– Science

Preparing your child

Riverside Publishing provides a pamphlet for districts to purchase called. In it, you’ll see info about ITBS test questions, formats and test results. If you haven’t received one prior to testing, inquire at the district office. It may not have distributed them to schools and just keeps a few on hand for parents with questions.

Again,  offers test prep for this exam.

TerraNova 3

The basics

CTB/McGraw-Hill’s own TerraNova series’ newest addition is the TerraNova 3, which tests students ranging in grades from K-12. The test was formed from updates on the California Test of Basic Skills (CTBS) and the California Achievement Test, 6th Edition (CAT 6), and it’s the only test to use norms from 2007 for comparisons.

The test format

– Multiple choice

– Taken on paper

– Tests range from 20 minutes to 70 minutes (the longer tests generally taken by higher grades)

The test content

Students in elementary grades are tested on fewer subject areas, but overall, the available content is as follows:

– Reading

– Math

– Language

– Social science

– Science

Preparing your child

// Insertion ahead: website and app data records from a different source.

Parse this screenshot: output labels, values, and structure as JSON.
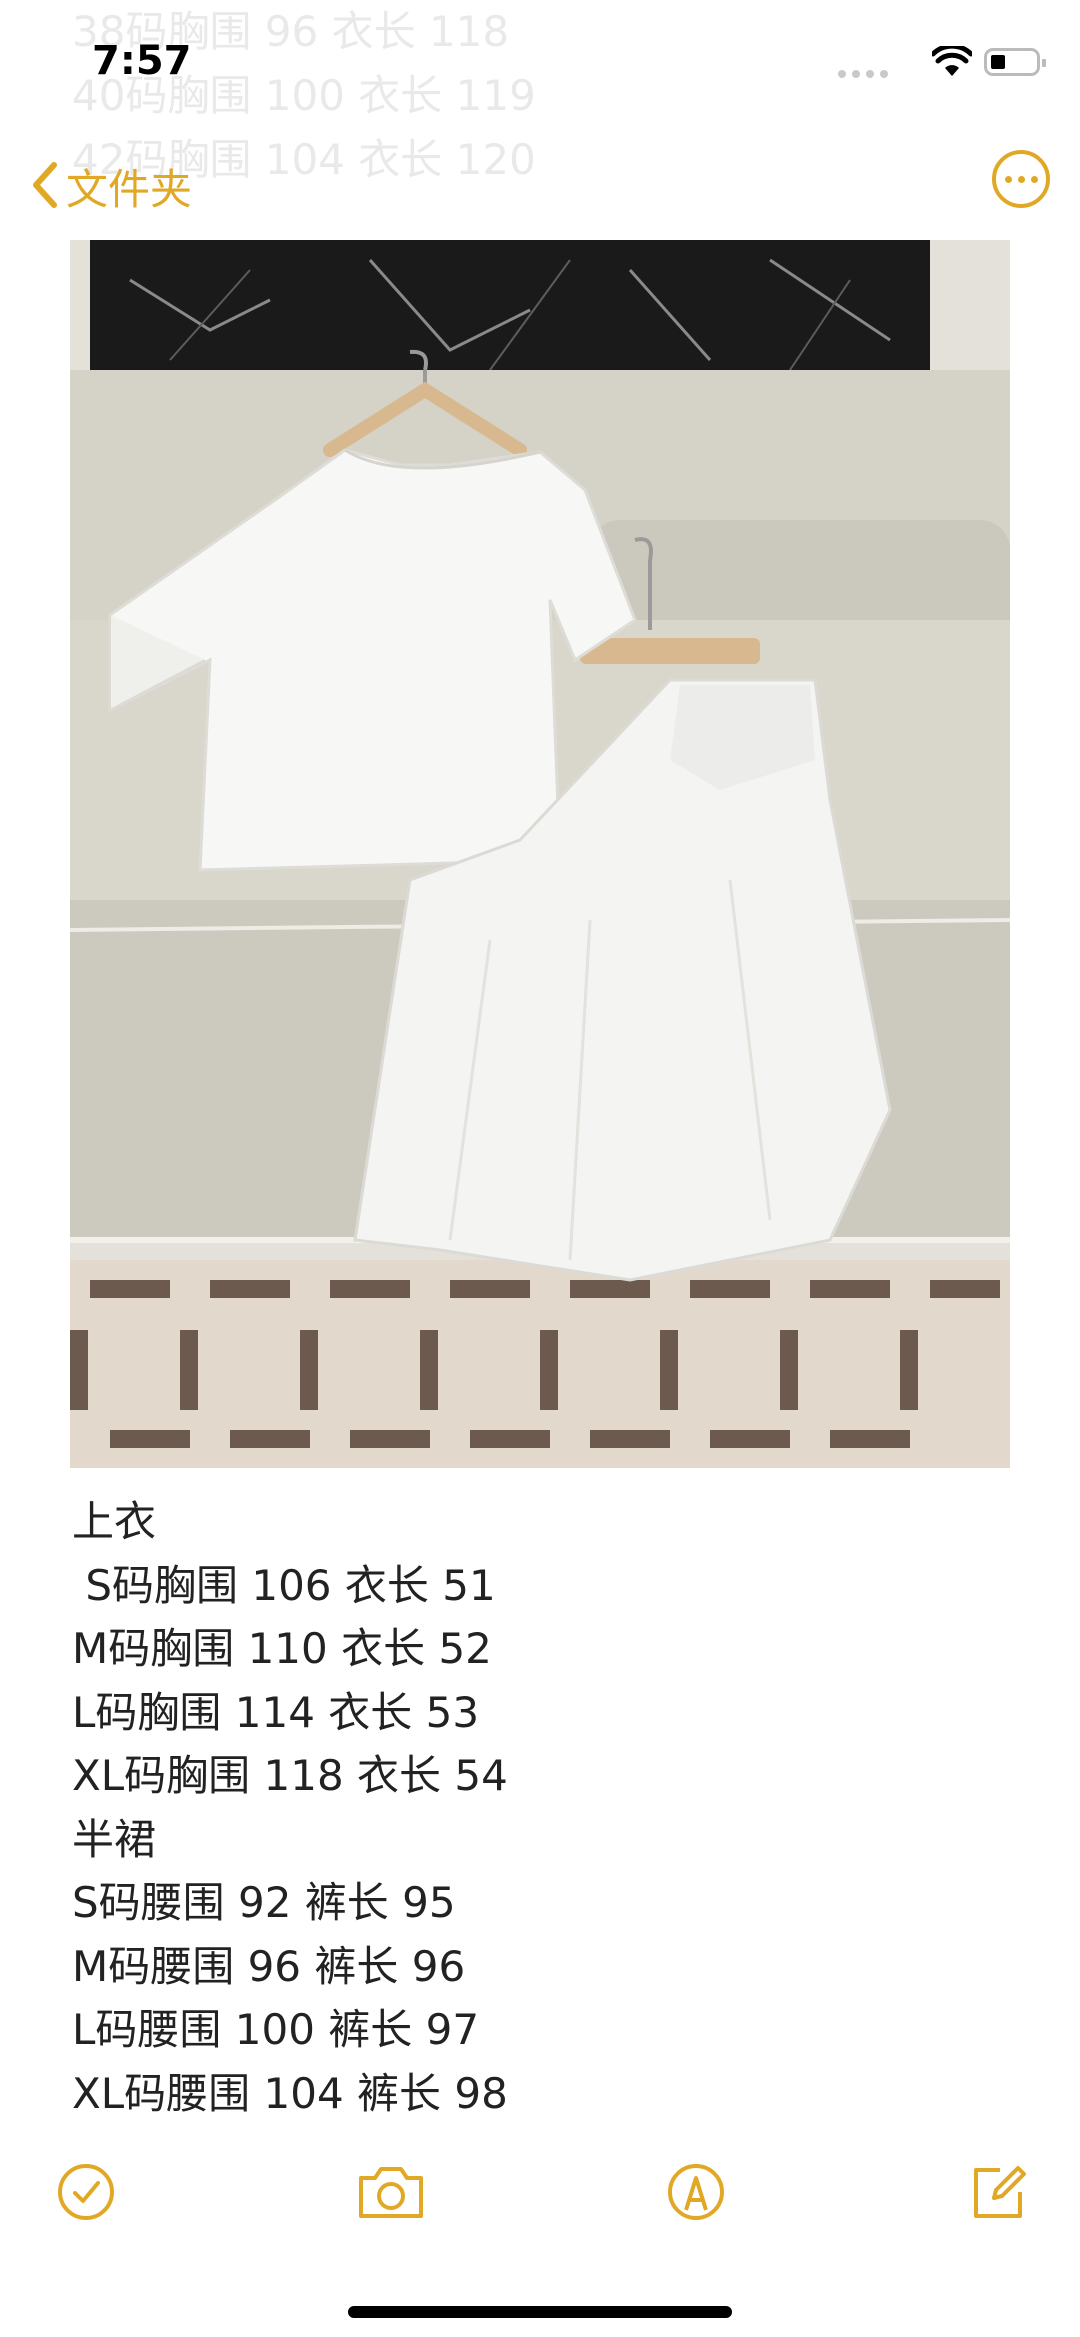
{
  "status_bar": {
    "time": "7:57"
  },
  "background_ghost_text": [
    "38码胸围 96 衣长 118",
    "40码胸围 100 衣长 119",
    "42码胸围 104 衣长 120"
  ],
  "nav": {
    "back_label": "文件夹",
    "back_icon": "chevron-left-icon",
    "more_icon": "ellipsis-circle-icon"
  },
  "note": {
    "lines": [
      "上衣",
      " S码胸围 106 衣长 51",
      "M码胸围 110 衣长 52",
      "L码胸围 114 衣长 53",
      "XL码胸围 118 衣长 54",
      "半裙",
      "S码腰围 92 裤长 95",
      "M码腰围 96 裤长 96",
      "L码腰围 100 裤长 97",
      "XL码腰围 104 裤长 98"
    ]
  },
  "toolbar": {
    "items": [
      "checklist-icon",
      "camera-icon",
      "markup-icon",
      "compose-icon"
    ]
  },
  "colors": {
    "accent": "#e1a825",
    "text": "#222222"
  }
}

Besides viewing the, which provides content standards, testing times and amount of questions per test in order that your child can prepare for the exam, you can purchase the TerraNova , or ask your school’s guidance counselor for practice materials related to the test.

National Assessment of Educational Progress (NAEP)

The basics

The Department of Education is responsible for administering the National Assessment of Educational Progress and gives the test to students in grades 4, 8 and 12. Groups representative of the population are administered the test periodically and randomly throughout the year.

The test format

– Multiple-choice and open-ended-answer questions

– Taken on paper, with some hands-on tasks and computer-based portions

– Tests range from 40 minutes to 120 minutes (the longer tests generally taken by higher grades)

The test content

Various academic subjects are tested, with more added as time progresses. Currently, world history and foreign language content is being developed for usage in the future.

– Math

– Reading

– Writing

– Science

– The arts

– Civics

– Economics

– Geography

– U.S. history

Preparing your child

You can download that contain sample questions from the National Center for Education Statistics website. In addition, more than are available for easy perusal as well. All of these test questions are free. Bonus!

Prepping your child for the test

Now that you understand the content of some of these national standardized tests, what do you do with your knowledge?

  1. Research: Figure out which national standardized tests your kids will be taking this year, and get your hands on some practice questions. Although state standardized tests, like California’s STAR, Florida’s FCAT and New York’s NYSTP, were not discussed here, there is a possibility that your kid could be taking one of these. Talk to your child’s guidance counselor to be sure you know which tests your child is taking and where you can get prep options.
  2. Reassure: Let your kid know that there is a standardized test coming up and the results do not matter, nor do they affect his life in any way. (No one will be disappointed in him if he flubs every answer, for example.) The test measures what he’s learned and gives his teacher tools to help his whole class learn better.
  3. Review: Sit with your child and go through a couple practice questions together so he’s ready for the test. Show him the difference between the questions in the different test content areas — i.e., reading questions look very different than math questions. Then, have him solve a few on his own. Praise him for his great work after he completes a set. Then, put everything away — no other studying needs to be done.

Although a standardized test can give your school district heart failure, it should be the last thing on your child’s mind. Kids have things like soccer and Batman and jump rope to think about! Prepare yourself so you can bolster your elementary student’s self-belief about the test, and reap the rewards of a happy, carefree test-taker.

Kelly C. Roell, M.A., is the author of an ACT test prep book that will be released in 2012 through the Research and Education Association Inc. She is also the About.com guide for test prep and uses all aspects of her master’s degree in secondary English education in her work.